I met a stranger yesterday.
Her fine strawberry-red bangs stop short of warm, but dull eyes. The stress of managing a midtown eatery has created crows-feet that age her far beyond the 28-year-old facade her trim figure and hip clothing convey. Her hands smell like strawberry-kiwi sanitizer.
She gulps down two cotton-candy blue Valiums to calm her nerves every morning with a cup of Starbucks expresso. Although she has an enviable collection of red-bottoms, her phone beeps with an alert from the bank — it’s payday but her account is still overdrawn. She likes to listen to Adele.
Jane Smith hasn’t spoken to me, nor even seen my face, but I know who she is.
I found her purse laying in the gutter at the corner of Peachtree and 10th. A crumpled ATM receipt, worn prescription bottle, hairbrush, tattered concert ticket stub, i.d. badge, bundle of credit cards, iPhone and nearly empty sanitizer bottle — together told a story. Each item revealed more about her. Probably more than she would have shared with me during a lunch date.
Despite not having her tell me about herself, those possessions spoke for her. I learned who she is and aspects she would have perhaps preferred left unknown.
Jane left her valuables on the street, leaving it available for anyone to pry open and examine. I’m sure later that day as she reached for her purse, she stifled curses as the realization of its absence smacked her empty hand.
I fear that society has become comfortable leaving personal information for not only the public, but also corporations and the government to probe and examine. And it will too suddenly panic and regret leaving behind what should have remained clenched as tightly as a purse.
The digital age is a savior to many. The environmentalists laude it for saving trees. The government praises it for saving money. The corporations love it for creating money. The public craves it for its utility. To do otherwise, is to be labeled an old fogey and not progressive.

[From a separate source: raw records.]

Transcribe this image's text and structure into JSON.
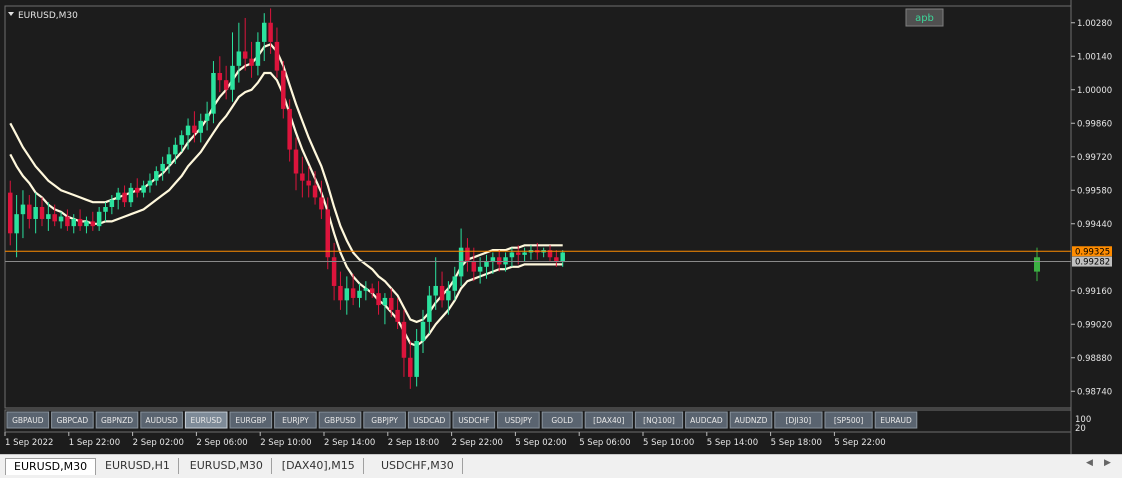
{
  "window": {
    "title": "EURUSD,M30",
    "menu_icon": "triangle-down-icon"
  },
  "indicator_button": "apb",
  "price_axis": {
    "ticks": [
      "1.00280",
      "1.00140",
      "1.00000",
      "0.99860",
      "0.99720",
      "0.99580",
      "0.99440",
      "0.99160",
      "0.99020",
      "0.98880",
      "0.98740"
    ]
  },
  "time_axis": {
    "labels": [
      "1 Sep 2022",
      "1 Sep 22:00",
      "2 Sep 02:00",
      "2 Sep 06:00",
      "2 Sep 10:00",
      "2 Sep 14:00",
      "2 Sep 18:00",
      "2 Sep 22:00",
      "5 Sep 02:00",
      "5 Sep 06:00",
      "5 Sep 10:00",
      "5 Sep 14:00",
      "5 Sep 18:00",
      "5 Sep 22:00"
    ]
  },
  "price_labels": {
    "ask": "0.99325",
    "bid": "0.99282",
    "ask_color": "#ff8c00",
    "bid_color": "#c0c0c0"
  },
  "subwindow_scale": {
    "top": "100",
    "bottom": "20"
  },
  "symbol_bar": [
    {
      "label": "GBPAUD"
    },
    {
      "label": "GBPCAD"
    },
    {
      "label": "GBPNZD"
    },
    {
      "label": "AUDUSD"
    },
    {
      "label": "EURUSD",
      "active": true
    },
    {
      "label": "EURGBP"
    },
    {
      "label": "EURJPY"
    },
    {
      "label": "GBPUSD"
    },
    {
      "label": "GBPJPY"
    },
    {
      "label": "USDCAD"
    },
    {
      "label": "USDCHF"
    },
    {
      "label": "USDJPY"
    },
    {
      "label": "GOLD"
    },
    {
      "label": "[DAX40]"
    },
    {
      "label": "[NQ100]"
    },
    {
      "label": "AUDCAD"
    },
    {
      "label": "AUDNZD"
    },
    {
      "label": "[DJI30]"
    },
    {
      "label": "[SP500]"
    },
    {
      "label": "EURAUD"
    }
  ],
  "tabs": [
    {
      "label": "EURUSD,M30",
      "active": true
    },
    {
      "label": "EURUSD,H1"
    },
    {
      "label": "EURUSD,M30"
    },
    {
      "label": "[DAX40],M15"
    },
    {
      "label": "USDCHF,M30"
    }
  ],
  "colors": {
    "bull": "#2be29e",
    "bear": "#dc143c",
    "band": "#fff8dc",
    "background": "#1c1c1c"
  },
  "chart_data": {
    "type": "candlestick",
    "symbol": "EURUSD",
    "timeframe": "M30",
    "ylim": [
      0.9867,
      1.0035
    ],
    "ask": 0.99325,
    "bid": 0.99282,
    "candles": [
      {
        "o": 0.9957,
        "h": 0.9962,
        "l": 0.9935,
        "c": 0.994
      },
      {
        "o": 0.994,
        "h": 0.9956,
        "l": 0.993,
        "c": 0.9948
      },
      {
        "o": 0.9948,
        "h": 0.9958,
        "l": 0.9938,
        "c": 0.9952
      },
      {
        "o": 0.9952,
        "h": 0.9956,
        "l": 0.9942,
        "c": 0.9946
      },
      {
        "o": 0.9946,
        "h": 0.9957,
        "l": 0.994,
        "c": 0.9951
      },
      {
        "o": 0.9951,
        "h": 0.9955,
        "l": 0.9943,
        "c": 0.9946
      },
      {
        "o": 0.9946,
        "h": 0.9953,
        "l": 0.9941,
        "c": 0.9948
      },
      {
        "o": 0.9948,
        "h": 0.9952,
        "l": 0.9943,
        "c": 0.9945
      },
      {
        "o": 0.9945,
        "h": 0.9949,
        "l": 0.9942,
        "c": 0.9947
      },
      {
        "o": 0.9947,
        "h": 0.995,
        "l": 0.9941,
        "c": 0.9943
      },
      {
        "o": 0.9943,
        "h": 0.9948,
        "l": 0.994,
        "c": 0.9946
      },
      {
        "o": 0.9946,
        "h": 0.995,
        "l": 0.9941,
        "c": 0.9943
      },
      {
        "o": 0.9943,
        "h": 0.9947,
        "l": 0.994,
        "c": 0.9945
      },
      {
        "o": 0.9945,
        "h": 0.9949,
        "l": 0.9941,
        "c": 0.9943
      },
      {
        "o": 0.9943,
        "h": 0.9951,
        "l": 0.9941,
        "c": 0.9949
      },
      {
        "o": 0.9949,
        "h": 0.9953,
        "l": 0.9945,
        "c": 0.9951
      },
      {
        "o": 0.9951,
        "h": 0.9956,
        "l": 0.9948,
        "c": 0.9954
      },
      {
        "o": 0.9954,
        "h": 0.9959,
        "l": 0.995,
        "c": 0.9957
      },
      {
        "o": 0.9957,
        "h": 0.996,
        "l": 0.9951,
        "c": 0.9953
      },
      {
        "o": 0.9953,
        "h": 0.9961,
        "l": 0.9951,
        "c": 0.9959
      },
      {
        "o": 0.9959,
        "h": 0.9963,
        "l": 0.9955,
        "c": 0.9957
      },
      {
        "o": 0.9957,
        "h": 0.9962,
        "l": 0.9955,
        "c": 0.996
      },
      {
        "o": 0.996,
        "h": 0.9965,
        "l": 0.9957,
        "c": 0.9962
      },
      {
        "o": 0.9962,
        "h": 0.9968,
        "l": 0.996,
        "c": 0.9966
      },
      {
        "o": 0.9966,
        "h": 0.9972,
        "l": 0.9962,
        "c": 0.9969
      },
      {
        "o": 0.9969,
        "h": 0.9976,
        "l": 0.9965,
        "c": 0.9973
      },
      {
        "o": 0.9973,
        "h": 0.998,
        "l": 0.9969,
        "c": 0.9977
      },
      {
        "o": 0.9977,
        "h": 0.9983,
        "l": 0.9974,
        "c": 0.9981
      },
      {
        "o": 0.9981,
        "h": 0.9988,
        "l": 0.9975,
        "c": 0.9985
      },
      {
        "o": 0.9985,
        "h": 0.9991,
        "l": 0.9978,
        "c": 0.9982
      },
      {
        "o": 0.9982,
        "h": 0.999,
        "l": 0.9978,
        "c": 0.9987
      },
      {
        "o": 0.9987,
        "h": 0.9995,
        "l": 0.9983,
        "c": 0.999
      },
      {
        "o": 0.999,
        "h": 1.0012,
        "l": 0.9986,
        "c": 1.0007
      },
      {
        "o": 1.0007,
        "h": 1.0014,
        "l": 0.9999,
        "c": 1.0004
      },
      {
        "o": 1.0004,
        "h": 1.001,
        "l": 0.9996,
        "c": 1.0
      },
      {
        "o": 1.0,
        "h": 1.0024,
        "l": 0.9995,
        "c": 1.001
      },
      {
        "o": 1.001,
        "h": 1.0028,
        "l": 1.0003,
        "c": 1.0016
      },
      {
        "o": 1.0016,
        "h": 1.003,
        "l": 1.0008,
        "c": 1.0013
      },
      {
        "o": 1.0013,
        "h": 1.002,
        "l": 1.0005,
        "c": 1.001
      },
      {
        "o": 1.001,
        "h": 1.0024,
        "l": 1.0006,
        "c": 1.002
      },
      {
        "o": 1.002,
        "h": 1.0032,
        "l": 1.0012,
        "c": 1.0028
      },
      {
        "o": 1.0028,
        "h": 1.0034,
        "l": 1.0015,
        "c": 1.002
      },
      {
        "o": 1.002,
        "h": 1.0026,
        "l": 1.0005,
        "c": 1.0008
      },
      {
        "o": 1.0008,
        "h": 1.0012,
        "l": 0.9988,
        "c": 0.9992
      },
      {
        "o": 0.9992,
        "h": 0.9996,
        "l": 0.997,
        "c": 0.9975
      },
      {
        "o": 0.9975,
        "h": 0.998,
        "l": 0.9958,
        "c": 0.9965
      },
      {
        "o": 0.9965,
        "h": 0.9972,
        "l": 0.9955,
        "c": 0.9962
      },
      {
        "o": 0.9962,
        "h": 0.9968,
        "l": 0.9955,
        "c": 0.996
      },
      {
        "o": 0.996,
        "h": 0.9966,
        "l": 0.9952,
        "c": 0.9955
      },
      {
        "o": 0.9955,
        "h": 0.9962,
        "l": 0.9946,
        "c": 0.995
      },
      {
        "o": 0.995,
        "h": 0.9955,
        "l": 0.9925,
        "c": 0.993
      },
      {
        "o": 0.993,
        "h": 0.9936,
        "l": 0.9912,
        "c": 0.9918
      },
      {
        "o": 0.9918,
        "h": 0.9924,
        "l": 0.9908,
        "c": 0.9912
      },
      {
        "o": 0.9912,
        "h": 0.9922,
        "l": 0.9906,
        "c": 0.9917
      },
      {
        "o": 0.9917,
        "h": 0.9923,
        "l": 0.991,
        "c": 0.9913
      },
      {
        "o": 0.9913,
        "h": 0.9919,
        "l": 0.9909,
        "c": 0.9916
      },
      {
        "o": 0.9916,
        "h": 0.992,
        "l": 0.9912,
        "c": 0.9917
      },
      {
        "o": 0.9917,
        "h": 0.9919,
        "l": 0.9913,
        "c": 0.9915
      },
      {
        "o": 0.9915,
        "h": 0.992,
        "l": 0.9906,
        "c": 0.991
      },
      {
        "o": 0.991,
        "h": 0.9915,
        "l": 0.9902,
        "c": 0.9913
      },
      {
        "o": 0.9913,
        "h": 0.9917,
        "l": 0.9905,
        "c": 0.9908
      },
      {
        "o": 0.9908,
        "h": 0.9913,
        "l": 0.99,
        "c": 0.9903
      },
      {
        "o": 0.9903,
        "h": 0.9908,
        "l": 0.988,
        "c": 0.9888
      },
      {
        "o": 0.9888,
        "h": 0.9895,
        "l": 0.9875,
        "c": 0.988
      },
      {
        "o": 0.988,
        "h": 0.99,
        "l": 0.9876,
        "c": 0.9895
      },
      {
        "o": 0.9895,
        "h": 0.9908,
        "l": 0.989,
        "c": 0.9903
      },
      {
        "o": 0.9903,
        "h": 0.9918,
        "l": 0.9898,
        "c": 0.9914
      },
      {
        "o": 0.9914,
        "h": 0.993,
        "l": 0.9908,
        "c": 0.9918
      },
      {
        "o": 0.9918,
        "h": 0.9924,
        "l": 0.9909,
        "c": 0.9912
      },
      {
        "o": 0.9912,
        "h": 0.992,
        "l": 0.9906,
        "c": 0.9916
      },
      {
        "o": 0.9916,
        "h": 0.9926,
        "l": 0.9912,
        "c": 0.9922
      },
      {
        "o": 0.9922,
        "h": 0.9942,
        "l": 0.9918,
        "c": 0.9934
      },
      {
        "o": 0.9934,
        "h": 0.9938,
        "l": 0.9924,
        "c": 0.9928
      },
      {
        "o": 0.9928,
        "h": 0.9934,
        "l": 0.992,
        "c": 0.9924
      },
      {
        "o": 0.9924,
        "h": 0.993,
        "l": 0.9919,
        "c": 0.9926
      },
      {
        "o": 0.9926,
        "h": 0.9931,
        "l": 0.9921,
        "c": 0.9928
      },
      {
        "o": 0.9928,
        "h": 0.9932,
        "l": 0.9923,
        "c": 0.993
      },
      {
        "o": 0.993,
        "h": 0.9933,
        "l": 0.9924,
        "c": 0.9927
      },
      {
        "o": 0.9927,
        "h": 0.9932,
        "l": 0.9924,
        "c": 0.993
      },
      {
        "o": 0.993,
        "h": 0.9934,
        "l": 0.9926,
        "c": 0.9932
      },
      {
        "o": 0.9932,
        "h": 0.9935,
        "l": 0.9927,
        "c": 0.9931
      },
      {
        "o": 0.9931,
        "h": 0.9934,
        "l": 0.9928,
        "c": 0.9932
      },
      {
        "o": 0.9932,
        "h": 0.9935,
        "l": 0.9929,
        "c": 0.9933
      },
      {
        "o": 0.9933,
        "h": 0.9936,
        "l": 0.9929,
        "c": 0.9932
      },
      {
        "o": 0.9932,
        "h": 0.9934,
        "l": 0.993,
        "c": 0.9933
      },
      {
        "o": 0.9933,
        "h": 0.9935,
        "l": 0.9928,
        "c": 0.993
      },
      {
        "o": 0.993,
        "h": 0.9933,
        "l": 0.9926,
        "c": 0.9928
      },
      {
        "o": 0.9928,
        "h": 0.9933,
        "l": 0.9926,
        "c": 0.9932
      }
    ],
    "upper_band": [
      0.9986,
      0.9981,
      0.9976,
      0.9972,
      0.9968,
      0.9965,
      0.9962,
      0.996,
      0.9958,
      0.9957,
      0.9956,
      0.9955,
      0.9954,
      0.9953,
      0.9953,
      0.9953,
      0.9954,
      0.9955,
      0.9956,
      0.9957,
      0.9958,
      0.9959,
      0.9961,
      0.9963,
      0.9965,
      0.9968,
      0.9971,
      0.9974,
      0.9978,
      0.9981,
      0.9984,
      0.9988,
      0.9993,
      0.9997,
      1.0,
      1.0004,
      1.0008,
      1.001,
      1.0011,
      1.0014,
      1.0018,
      1.0019,
      1.0016,
      1.001,
      1.0002,
      0.9994,
      0.9987,
      0.998,
      0.9974,
      0.9968,
      0.996,
      0.9951,
      0.9943,
      0.9937,
      0.9932,
      0.9929,
      0.9927,
      0.9925,
      0.9922,
      0.992,
      0.9917,
      0.9914,
      0.9909,
      0.9904,
      0.9903,
      0.9904,
      0.9907,
      0.9911,
      0.9914,
      0.9917,
      0.9921,
      0.9926,
      0.9929,
      0.993,
      0.9931,
      0.9932,
      0.9933,
      0.9933,
      0.9933,
      0.9934,
      0.9934,
      0.9935,
      0.9935,
      0.9935,
      0.9935,
      0.9935,
      0.9935,
      0.9935
    ],
    "lower_band": [
      0.9973,
      0.9968,
      0.9964,
      0.9961,
      0.9957,
      0.9955,
      0.9952,
      0.995,
      0.9949,
      0.9947,
      0.9946,
      0.9945,
      0.9945,
      0.9944,
      0.9944,
      0.9945,
      0.9945,
      0.9946,
      0.9947,
      0.9948,
      0.9949,
      0.995,
      0.9952,
      0.9954,
      0.9956,
      0.9958,
      0.9961,
      0.9964,
      0.9968,
      0.9971,
      0.9974,
      0.9978,
      0.9982,
      0.9986,
      0.9989,
      0.9993,
      0.9997,
      0.9999,
      1.0,
      1.0003,
      1.0007,
      1.0007,
      1.0004,
      0.9998,
      0.999,
      0.9982,
      0.9975,
      0.9969,
      0.9963,
      0.9957,
      0.9949,
      0.994,
      0.9932,
      0.9926,
      0.9922,
      0.9919,
      0.9917,
      0.9915,
      0.9912,
      0.991,
      0.9907,
      0.9904,
      0.9899,
      0.9894,
      0.9893,
      0.9895,
      0.9898,
      0.9902,
      0.9905,
      0.9908,
      0.9912,
      0.9917,
      0.992,
      0.9921,
      0.9922,
      0.9923,
      0.9924,
      0.9925,
      0.9925,
      0.9926,
      0.9926,
      0.9927,
      0.9927,
      0.9927,
      0.9927,
      0.9927,
      0.9927,
      0.9927
    ],
    "subwindow_bar": {
      "o": 0.993,
      "h": 0.9934,
      "l": 0.992,
      "c": 0.9924
    }
  }
}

In the interest of convenience and efficiency, digitization is encouraged. Don’t speak, text. Don’t fax, scan. Don’t talk, chat. Don’t file, e-file. Don’t laugh, “ lol.”
Whether it’s submitting a paper via Blackboard for a class, receiving bank statements to your email, paying Uncle Sam via Turbotax, downloading the latest pop release, or ordering a best-seller from Amazon, the ubiquity of anything and everything digital is inescapable.
It has become so ingrained and reflexive to enter that inevitable pop-up form asking for your name, email, address, location, mother’s maiden name and more blah… Then, pretend read the ten point font, cramped and condensed legalese of “Terms and Conditions,” click “Accept” and commence with quickly accessing your heart’s desire from within the infinite digital world.
Today, we are living the SIMS reality. The SIMS, a life-simulation game that debuted in the early 2000s quickly became an obsession for both hard core gamers, and game virgins in the same way Farmville has recently. Everyone may not be a gamer, but everyone has an avatar.
We date online. We shop online. Arrange doctor appointments online. File taxes online. Even child procreation is only a click away. “Buy donor eggs!” shouts a listing from Craigslist. There is a whole online persona that each of us has that exists online. Put all the passwords, Facebook photos of party mayhem, impulse purchases for clothing, foursquare check-ins, concert tweet mania, ebay window shopping and relationship statuses together — we come alive digitally.
I don’t need to need to meet Jane Smith. I already met her. Just follow the electronic trail.
*Op-ed inspired by writing prompt, Jane Smith fictional*
image by: DonkeyHotey